If you managed to own the relatively few major winners among large cap stocks and didn’t bother with anything else, you’re pretty happy with your portfolio’s concentration this year. Most people do not invest this way because the dangers of picking the wrong stocks to concentrate on far outweighs the slim chance you’ll nail it.
If you were an indexer and owned the cap-weighted indices, you’re just okay this year. Within a few percentage points of record highs, enduring lots of volatility, and without much to show for international or smaller cap diversification. Oh well, we’ve all seen worse (much worse).
For everyone else, it will be a pleasure to kiss 2015 goodbye. There are far more individual stock losers this year compared to previous years of the current bull.
The Financial Times wrote about the “narrowness” of 2015 that everyone’s been carrying on about (emphasis mine):
Some talk about the Fang stocks — Facebook, Amazon, Netflix and Google — while Ned Davis Research refers to the Nifty Nine, which adds Priceline, Ebay, Starbucks, Microsoft and Salesforce. (Note that Apple appears on neither list.) If made into indices, research by the FT statistics group shows that either of these groupings would have gained about 60 per cent for this year, while the S&P 500 is up about 1 per cent.
Meanwhile, the equal-weighted version of the S&P, where each stock is given a weighting of 0.2 per cent, has fallen slightly for the year, even as the main cap-weighted index has risen. So, unusually, the average stock has failed to beat the index. Most US stocks are down for the year, even if the Fangs’ exploits have kept the main benchmark in the black.

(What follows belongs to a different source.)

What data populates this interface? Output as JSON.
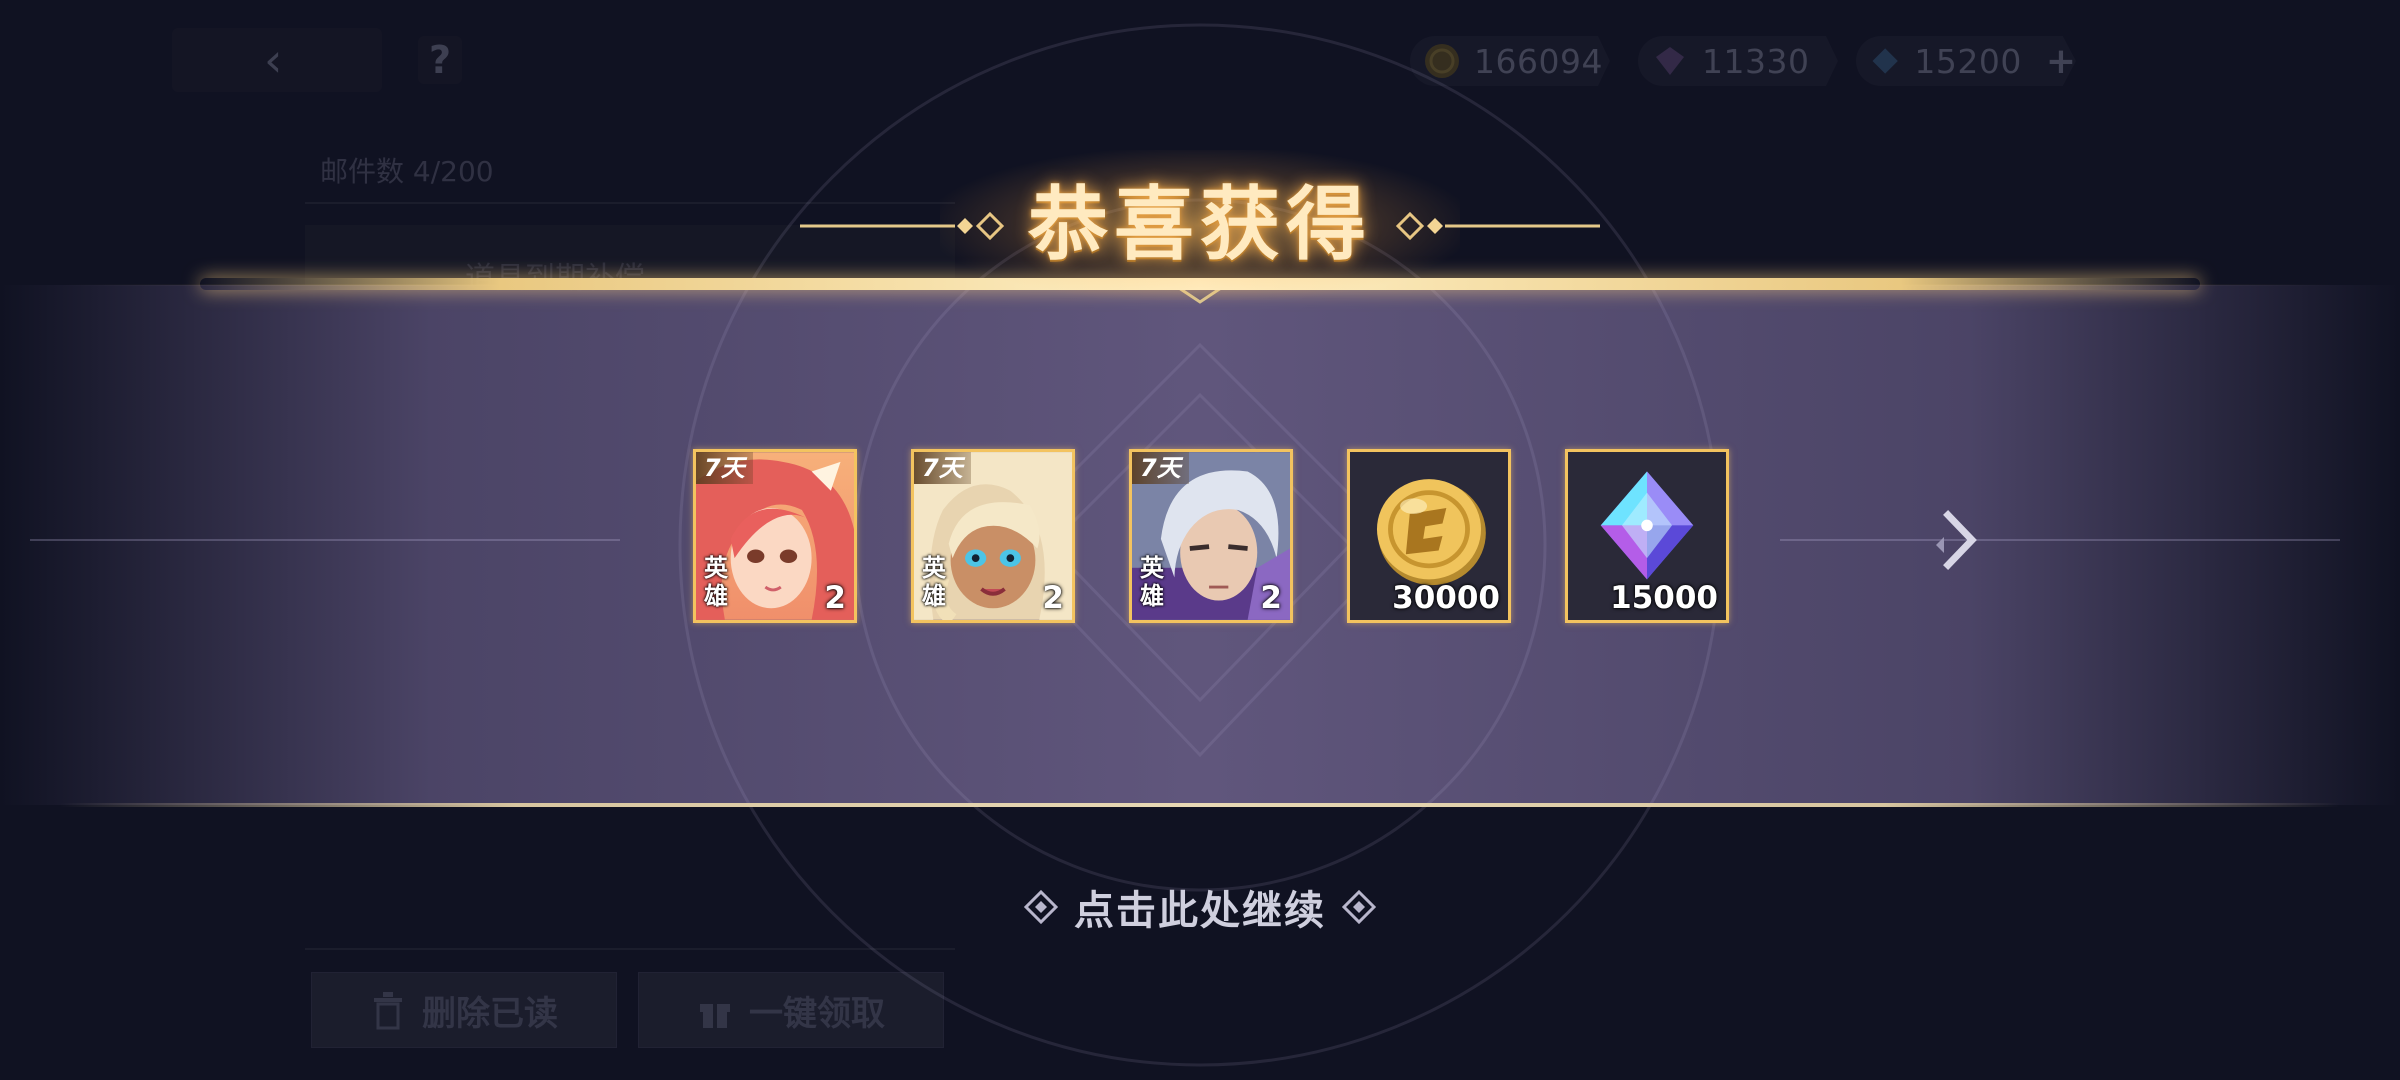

Now, if you owned only the FANG stocks or only the Nifty Nine and that was your entire portfolio, it is undeniable that you crushed it this year. Unfortunately, you also took a major risk – one that would not likely benefit you should you attempt to repeat this exploit in future years.
Lucking into the nine best holdings in a universe of thousands of stocks only seems possible with the benefit of a rearview mirror. “Of course those were the best stocks to be in, anyone could have foreseen that in January!” Nope. We have a pet name for this kind of thinking on Twitter – an imaginary hedge fund we like to refer to as “Hindsight Capital Partners LP”. Don’t try to send them any of your money to manage, there’s a waiting list ten miles long.
And as for avoiding the many, many losing stocks…every bit as impossible an endeavor as only owning the champions.
My friend Jon Krinsky’s new technical analysis note at MKM Partners paints the picture of this year’s bumper crop of losing stocks perfectly in a single chart:
The S&P 500 is less than 2% away from its recent all-time highs, yet the median stock is down over 12% from its 52-week high, and nearly a third of stocks are down 20% or more. Further, just 53% of components are above their 200 DMA. In other words, the turkey looks good on the surface, but where’s the stuffing? In the last 20 years, the only other times we have seen less than 55% of components above their 200 DMA while the SPX was within 2% of a 52-week high have been ’98-’00, October 2007, and July/August of this year.
Josh here – This week marks the first week of the last month of this year. Lots of investors are saying “good riddance” despite our proximity to new all time highs in the S&P 500 and Nasdaq. It’s easy to see why.
The Turkey Looks Good, But Where’s The Stuffing?
MKM Partners – November 29th 2015